*** The data Section Begins ***

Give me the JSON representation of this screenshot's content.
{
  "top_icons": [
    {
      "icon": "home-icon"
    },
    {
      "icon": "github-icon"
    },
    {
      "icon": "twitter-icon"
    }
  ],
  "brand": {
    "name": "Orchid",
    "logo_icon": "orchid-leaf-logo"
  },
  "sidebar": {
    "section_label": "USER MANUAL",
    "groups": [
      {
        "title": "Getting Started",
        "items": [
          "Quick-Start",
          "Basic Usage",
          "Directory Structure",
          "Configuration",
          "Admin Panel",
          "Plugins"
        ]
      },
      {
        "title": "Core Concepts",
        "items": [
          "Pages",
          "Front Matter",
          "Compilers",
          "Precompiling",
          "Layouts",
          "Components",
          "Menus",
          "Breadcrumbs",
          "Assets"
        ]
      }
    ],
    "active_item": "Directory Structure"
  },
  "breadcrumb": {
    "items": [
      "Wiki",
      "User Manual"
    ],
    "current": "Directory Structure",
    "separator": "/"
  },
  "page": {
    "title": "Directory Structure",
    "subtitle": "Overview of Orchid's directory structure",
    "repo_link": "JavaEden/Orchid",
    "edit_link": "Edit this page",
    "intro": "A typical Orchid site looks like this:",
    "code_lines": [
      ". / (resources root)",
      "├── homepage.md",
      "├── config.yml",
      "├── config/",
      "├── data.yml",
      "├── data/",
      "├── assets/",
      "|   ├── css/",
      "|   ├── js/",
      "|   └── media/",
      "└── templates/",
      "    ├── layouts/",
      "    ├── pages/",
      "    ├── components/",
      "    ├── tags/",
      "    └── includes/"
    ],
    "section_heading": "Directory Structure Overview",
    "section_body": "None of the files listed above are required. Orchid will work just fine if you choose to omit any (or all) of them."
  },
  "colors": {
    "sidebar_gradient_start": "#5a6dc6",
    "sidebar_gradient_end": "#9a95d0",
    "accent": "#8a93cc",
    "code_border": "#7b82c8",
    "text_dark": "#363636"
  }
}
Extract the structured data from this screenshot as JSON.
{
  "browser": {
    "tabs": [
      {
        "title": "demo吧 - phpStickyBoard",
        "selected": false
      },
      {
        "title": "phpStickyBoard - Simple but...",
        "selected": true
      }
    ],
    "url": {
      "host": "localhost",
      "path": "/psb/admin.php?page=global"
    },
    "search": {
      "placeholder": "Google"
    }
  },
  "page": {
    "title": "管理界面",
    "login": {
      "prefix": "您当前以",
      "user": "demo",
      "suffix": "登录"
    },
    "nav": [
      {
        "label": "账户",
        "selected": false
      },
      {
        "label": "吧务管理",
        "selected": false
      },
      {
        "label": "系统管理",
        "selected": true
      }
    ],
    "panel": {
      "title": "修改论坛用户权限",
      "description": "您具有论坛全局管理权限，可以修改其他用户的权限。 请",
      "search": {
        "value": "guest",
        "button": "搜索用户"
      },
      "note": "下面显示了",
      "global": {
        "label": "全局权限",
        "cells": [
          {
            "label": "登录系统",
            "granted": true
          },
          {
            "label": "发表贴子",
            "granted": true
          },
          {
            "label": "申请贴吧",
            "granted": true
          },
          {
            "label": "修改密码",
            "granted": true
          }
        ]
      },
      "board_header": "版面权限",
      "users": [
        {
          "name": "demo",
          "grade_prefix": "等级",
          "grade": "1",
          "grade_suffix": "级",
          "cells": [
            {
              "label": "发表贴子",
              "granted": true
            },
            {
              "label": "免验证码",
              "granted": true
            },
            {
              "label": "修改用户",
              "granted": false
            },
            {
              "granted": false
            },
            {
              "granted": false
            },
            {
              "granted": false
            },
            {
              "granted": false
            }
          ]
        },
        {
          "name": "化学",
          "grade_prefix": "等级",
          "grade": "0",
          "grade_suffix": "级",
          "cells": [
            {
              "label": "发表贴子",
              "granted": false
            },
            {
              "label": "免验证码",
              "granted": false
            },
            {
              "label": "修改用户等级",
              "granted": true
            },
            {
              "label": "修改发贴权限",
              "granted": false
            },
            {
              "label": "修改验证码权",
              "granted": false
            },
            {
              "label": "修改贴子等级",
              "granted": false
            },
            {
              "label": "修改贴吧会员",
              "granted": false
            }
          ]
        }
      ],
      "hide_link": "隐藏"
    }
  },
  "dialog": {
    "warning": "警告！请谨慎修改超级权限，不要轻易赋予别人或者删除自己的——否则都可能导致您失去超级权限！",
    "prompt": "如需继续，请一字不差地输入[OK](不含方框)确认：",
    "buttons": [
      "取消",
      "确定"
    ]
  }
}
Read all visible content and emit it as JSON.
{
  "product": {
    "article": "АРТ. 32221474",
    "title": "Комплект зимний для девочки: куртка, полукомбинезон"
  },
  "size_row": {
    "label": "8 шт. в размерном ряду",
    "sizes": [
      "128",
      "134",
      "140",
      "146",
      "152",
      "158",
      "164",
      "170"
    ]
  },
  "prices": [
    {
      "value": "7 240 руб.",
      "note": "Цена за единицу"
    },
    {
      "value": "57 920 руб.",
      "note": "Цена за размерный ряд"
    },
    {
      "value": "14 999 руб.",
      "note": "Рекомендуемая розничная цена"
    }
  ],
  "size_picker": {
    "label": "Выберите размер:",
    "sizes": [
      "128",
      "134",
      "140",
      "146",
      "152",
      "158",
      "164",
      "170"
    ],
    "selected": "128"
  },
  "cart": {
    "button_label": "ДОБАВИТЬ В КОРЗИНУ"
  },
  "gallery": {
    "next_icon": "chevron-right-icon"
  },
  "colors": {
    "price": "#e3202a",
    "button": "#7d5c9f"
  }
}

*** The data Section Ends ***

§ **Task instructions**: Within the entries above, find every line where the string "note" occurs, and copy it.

§ **Result below**:
      "note": "下面显示了",
      "note": "Цена за единицу"
      "note": "Цена за размерный ряд"
      "note": "Рекомендуемая розничная цена"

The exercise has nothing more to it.